IDS on Windows: Extreme slowness in ExtendScript execution via SOAP connection (with weird workaround)
IDS Server 18.104.22.1683 running on Windows Server 2019 (build 17763.864)
Local connection using "sampleclient.exe"
Two test scripts (attached):
Slow script: "adobe-ids-win-slow.js" (approx 275 KB in size)
Fast script: "adobe-ids-win-fast.js" (approx 275 KB in size)
There are two scripts to compare. They are both of identical size, does nothing but declare a variable and return a string value. However, while execution of one of the scripts take a fraction of a second, the other script typically runs for > 10 seconds before completing.
TESTS AND OBSERVATIONS
1) This takes excessive time to run (typically 13 seconds on my test machine):
C:\Users\Administrator\Desktop>"c:\Program Files\Adobe\Adobe InDesign CC Server 2019\sampleclient.exe" -host localhost:8190 c:\Users\Administrator\Desktop\adobe-ids-win-slow.js Script result (std__string): Done
2) This completes quickly (typically in less than 0.1 seconds):
C:\Users\Administrator\Desktop>"c:\Program Files\Adobe\Adobe InDesign CC Server 2019\sampleclient.exe" -host localhost:8190 c:\Users\Administrator\Desktop\adobe-ids-win-fast.js Script result (std__string): Done
3) Adding the "-server" flag to the slow test will make it run fast, since the script isn't passed via SOAP but instead evaluated directly from local disk. This tells me the parsing of the ExtendScript statements isn't slow in itself so the difference seems to lie in the SOAP request handling.
4) Now a really weird part: removing the very first space (before the comment on line 1) in "adobe-ids-win-slow.js" makes it run almost as fast as the fast script when repeating test 1) above. It turns out that "adobe-ids-win-slow.js" MUST start with a /* */-style comment in the very first byte to run fast; adding the space back, or removing the comment completely, makes it evaluate slowly again. I've tried other tokens such as semicolon, //-style comment, curly brackets etc but none had the same effect.

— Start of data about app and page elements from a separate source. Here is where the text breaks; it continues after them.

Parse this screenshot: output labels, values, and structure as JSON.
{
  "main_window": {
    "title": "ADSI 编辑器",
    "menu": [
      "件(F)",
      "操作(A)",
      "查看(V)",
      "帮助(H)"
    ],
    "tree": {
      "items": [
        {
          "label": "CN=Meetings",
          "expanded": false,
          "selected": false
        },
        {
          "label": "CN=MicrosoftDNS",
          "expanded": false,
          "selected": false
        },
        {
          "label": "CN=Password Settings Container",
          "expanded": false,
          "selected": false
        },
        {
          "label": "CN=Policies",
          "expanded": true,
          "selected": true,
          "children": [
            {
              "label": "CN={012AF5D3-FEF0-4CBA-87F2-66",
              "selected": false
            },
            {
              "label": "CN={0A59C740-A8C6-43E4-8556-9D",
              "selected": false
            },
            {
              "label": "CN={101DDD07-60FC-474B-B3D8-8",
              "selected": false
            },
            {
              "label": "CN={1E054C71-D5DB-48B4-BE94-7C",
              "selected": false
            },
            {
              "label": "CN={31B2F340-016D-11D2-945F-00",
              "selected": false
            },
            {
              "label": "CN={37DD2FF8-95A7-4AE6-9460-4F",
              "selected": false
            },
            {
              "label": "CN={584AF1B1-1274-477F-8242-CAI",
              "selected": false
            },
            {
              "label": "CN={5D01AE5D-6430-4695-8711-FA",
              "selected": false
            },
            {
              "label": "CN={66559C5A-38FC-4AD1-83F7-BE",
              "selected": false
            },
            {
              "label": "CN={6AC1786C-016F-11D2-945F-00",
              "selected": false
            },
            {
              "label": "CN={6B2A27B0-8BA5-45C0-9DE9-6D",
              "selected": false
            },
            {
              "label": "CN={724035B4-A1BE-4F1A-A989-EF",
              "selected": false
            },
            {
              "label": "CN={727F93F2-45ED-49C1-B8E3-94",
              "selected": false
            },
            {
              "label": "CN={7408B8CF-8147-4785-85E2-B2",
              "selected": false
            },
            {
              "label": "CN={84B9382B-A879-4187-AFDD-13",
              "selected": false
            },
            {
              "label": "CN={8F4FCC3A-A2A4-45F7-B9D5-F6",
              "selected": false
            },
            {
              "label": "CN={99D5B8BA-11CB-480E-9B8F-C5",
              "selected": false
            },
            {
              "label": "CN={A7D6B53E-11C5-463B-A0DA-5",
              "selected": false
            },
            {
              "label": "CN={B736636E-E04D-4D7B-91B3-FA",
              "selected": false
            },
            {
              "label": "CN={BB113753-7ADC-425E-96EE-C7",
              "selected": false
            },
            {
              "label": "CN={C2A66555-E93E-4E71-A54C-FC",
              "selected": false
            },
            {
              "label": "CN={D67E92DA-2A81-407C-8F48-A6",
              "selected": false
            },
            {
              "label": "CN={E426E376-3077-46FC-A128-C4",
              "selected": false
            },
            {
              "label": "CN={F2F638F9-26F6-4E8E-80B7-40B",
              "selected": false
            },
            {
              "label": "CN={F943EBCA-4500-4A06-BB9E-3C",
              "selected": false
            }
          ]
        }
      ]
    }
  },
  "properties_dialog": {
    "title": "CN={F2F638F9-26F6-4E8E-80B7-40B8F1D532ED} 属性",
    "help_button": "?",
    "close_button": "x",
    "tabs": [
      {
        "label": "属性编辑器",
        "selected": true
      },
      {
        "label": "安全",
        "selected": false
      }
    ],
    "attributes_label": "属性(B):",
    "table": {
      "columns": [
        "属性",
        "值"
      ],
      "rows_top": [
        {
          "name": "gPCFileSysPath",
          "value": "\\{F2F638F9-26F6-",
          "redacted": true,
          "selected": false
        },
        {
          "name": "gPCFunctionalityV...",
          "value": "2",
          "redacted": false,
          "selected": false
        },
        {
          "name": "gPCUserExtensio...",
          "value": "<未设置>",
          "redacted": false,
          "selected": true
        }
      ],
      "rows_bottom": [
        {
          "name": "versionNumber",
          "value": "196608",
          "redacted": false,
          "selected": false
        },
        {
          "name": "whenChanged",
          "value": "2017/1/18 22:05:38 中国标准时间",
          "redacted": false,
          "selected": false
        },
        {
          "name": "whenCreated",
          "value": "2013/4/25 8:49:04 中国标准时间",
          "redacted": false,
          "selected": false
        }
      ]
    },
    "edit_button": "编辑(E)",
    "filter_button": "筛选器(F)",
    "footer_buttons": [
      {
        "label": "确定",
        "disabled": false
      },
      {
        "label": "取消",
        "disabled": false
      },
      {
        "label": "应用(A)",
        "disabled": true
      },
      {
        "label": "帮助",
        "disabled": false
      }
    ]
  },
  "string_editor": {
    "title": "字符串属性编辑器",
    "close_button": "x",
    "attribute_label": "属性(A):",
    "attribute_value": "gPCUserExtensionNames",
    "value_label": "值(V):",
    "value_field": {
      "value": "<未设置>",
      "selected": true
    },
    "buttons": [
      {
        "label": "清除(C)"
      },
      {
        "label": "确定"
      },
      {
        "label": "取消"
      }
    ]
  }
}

5) In contrast to the change in 4), adding spaces before the comment, or removing the comment entirely, from "adobe-ids-win-fast.js" makes no difference in its evaluation performance.
6) Another strange discrepancy is that even when "adobe-ids-win-slow.js" is modified to run fast using the change described in 4) above, the speed is still slower than the "adobe-ids-win-fast.js" variant. They both declare a string of same length but the data INSIDE the string is different, but while "adobe-ids-win-fast.js" completes in < 0.1 seconds the modified "adobe-ids-win-slow.js" takes closer to a full second.
7) All of the tests above run at good speed (less than a second) when connecting to IDS 22.214.171.1244 on macOS (tested with Catalina 10.15.7). The minor difference in speed between the slow and fast scripts seen in 6) is still present though, but is again eliminated if the "-server" option is used.
I tried running Microsoft's Windows Performance Analyzer to capture what the slow IDS is doing during the long wait. I found that the overhead is located in calls from AFL (Adobe File Library) to the NT kernel, but without debug symbols I couldn't pinpoint it in more detail. My totally unconfirmed suspicion is that gSOAP/2.7 (as returned in the "Server" HTTP header in IDS connections) is applying some content sniffing to detect encoding, data format or other properties of the inlined script, but why this would only take place on Windows is a mystery, and it's also odd that the initial code comment would short-circuit this and improve performance dramatically.
I've also tried disabling various Windows Security settings (Firewall, Virus & Threat Protection, Exploit Protection etc) in case that was interfering with network I/O but I've not found any improvement in that area.
The slowness is not inherent in "sampleclient.exe" either since the root problem was first observed using our own HTTP client, as was the weird workaround of adding the comment string. I'm just using "sampleclient.exe" here to set up a self-contained test case.
Jonas Walldén commented